News

‘Beanie Babies’ creator pays $53M tax penalty

‘Beanie Babies’ creator pays $53M tax penalty

Photo: Associated Press

Ty Warner
Ty Warner, the creator of Beanie Babies, has been charged with tax evasion.

CHICAGO (AP) — The creator of Beanie Babies stuffed animals has been charged with federal tax evasion for allegedly failing to report income earned in a secret offshore account, and he’s agreed to pay a more than $53 million penalty.

Prosecutors in Chicago announced charges Wednesday against H. Ty Warner. His attorney issued a statement saying the 69-year-old would plead guilty and pay a penalty of more than $53 million.

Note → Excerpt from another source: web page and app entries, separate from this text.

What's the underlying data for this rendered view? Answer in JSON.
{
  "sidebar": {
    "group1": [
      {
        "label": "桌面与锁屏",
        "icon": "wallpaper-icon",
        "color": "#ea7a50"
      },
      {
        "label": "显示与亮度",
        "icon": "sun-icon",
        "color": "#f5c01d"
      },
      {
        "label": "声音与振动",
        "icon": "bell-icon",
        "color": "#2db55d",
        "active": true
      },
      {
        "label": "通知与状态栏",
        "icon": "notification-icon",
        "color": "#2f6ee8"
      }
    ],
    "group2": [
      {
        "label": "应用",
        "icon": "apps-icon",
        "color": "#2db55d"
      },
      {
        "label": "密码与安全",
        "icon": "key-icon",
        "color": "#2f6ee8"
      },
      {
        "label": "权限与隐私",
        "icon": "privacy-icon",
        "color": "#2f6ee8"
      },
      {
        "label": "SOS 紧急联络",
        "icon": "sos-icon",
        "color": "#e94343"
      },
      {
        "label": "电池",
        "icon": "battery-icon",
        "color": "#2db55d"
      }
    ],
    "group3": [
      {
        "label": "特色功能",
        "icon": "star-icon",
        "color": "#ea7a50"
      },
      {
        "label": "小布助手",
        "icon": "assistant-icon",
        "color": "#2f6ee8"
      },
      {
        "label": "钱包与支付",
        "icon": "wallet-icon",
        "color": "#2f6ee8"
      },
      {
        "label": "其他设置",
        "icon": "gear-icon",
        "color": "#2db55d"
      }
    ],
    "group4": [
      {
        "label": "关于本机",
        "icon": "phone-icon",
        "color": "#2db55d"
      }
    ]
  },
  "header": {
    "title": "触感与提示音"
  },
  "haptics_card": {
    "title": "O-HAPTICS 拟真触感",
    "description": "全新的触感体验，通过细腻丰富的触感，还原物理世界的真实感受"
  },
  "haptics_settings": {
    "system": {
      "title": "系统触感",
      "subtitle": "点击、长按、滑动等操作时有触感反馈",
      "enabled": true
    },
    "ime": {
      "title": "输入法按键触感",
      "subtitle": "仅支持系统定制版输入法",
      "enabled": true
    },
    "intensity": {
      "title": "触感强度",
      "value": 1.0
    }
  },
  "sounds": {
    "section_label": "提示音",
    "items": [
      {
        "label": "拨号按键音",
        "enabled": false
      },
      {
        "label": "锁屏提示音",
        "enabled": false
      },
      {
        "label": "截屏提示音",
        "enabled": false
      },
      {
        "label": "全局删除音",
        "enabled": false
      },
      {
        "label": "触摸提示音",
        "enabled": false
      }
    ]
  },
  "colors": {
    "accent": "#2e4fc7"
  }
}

Defense lawyer Gregory Scandaglia called the matter an “unfortunate situation” that Warner “has been trying to resolve for several years.”

Warner lives suburban Chicago and is the sole owner of TY Inc. The company designs and sells plush toy animals, including Beanie Babies.

According to charging documents, Warner maintained a secret offshore account with the Switzerland-based financial services company, UBS, starting in 1996.

Recent Headlines

29 mins ago in Entertainment

OPENING WEEKEND: ‘Captain America: Civil War’ is finally here

Fresh
10-overlay

Here's a look at some of the films set to open this weekend.

34 mins ago in National

Making headlines this week

Fresh
A member of the NATO parachute demonstration team lands during a change of command ceremony at NATO military headquarters in Mons, southern Belgium on Wednesday May 4, 2016. U.S. Army General Curtis  M. Scaparrotti was installed as NATO's 18th supreme allied commander Europe (SACEUR). The commander, by tradition an American general or admiral, is responsible for the overall direction and conduct of NATO's global military operations. (AP Photo/Geert Vanden Wijngaert)

A look back at some of the biggest stories this week and the headlines you may have missed.

37 mins ago in Lifestyle, National

Anti-hunger group uses fake app to fool, educate

Fresh
18-overlay

The U.S. Department of Agriculture estimates 14 percent of Americans, or more than 17 million people, are what is called food insecure, meaning at times of the year, they are uncertain of being able to acquire enough food for their household.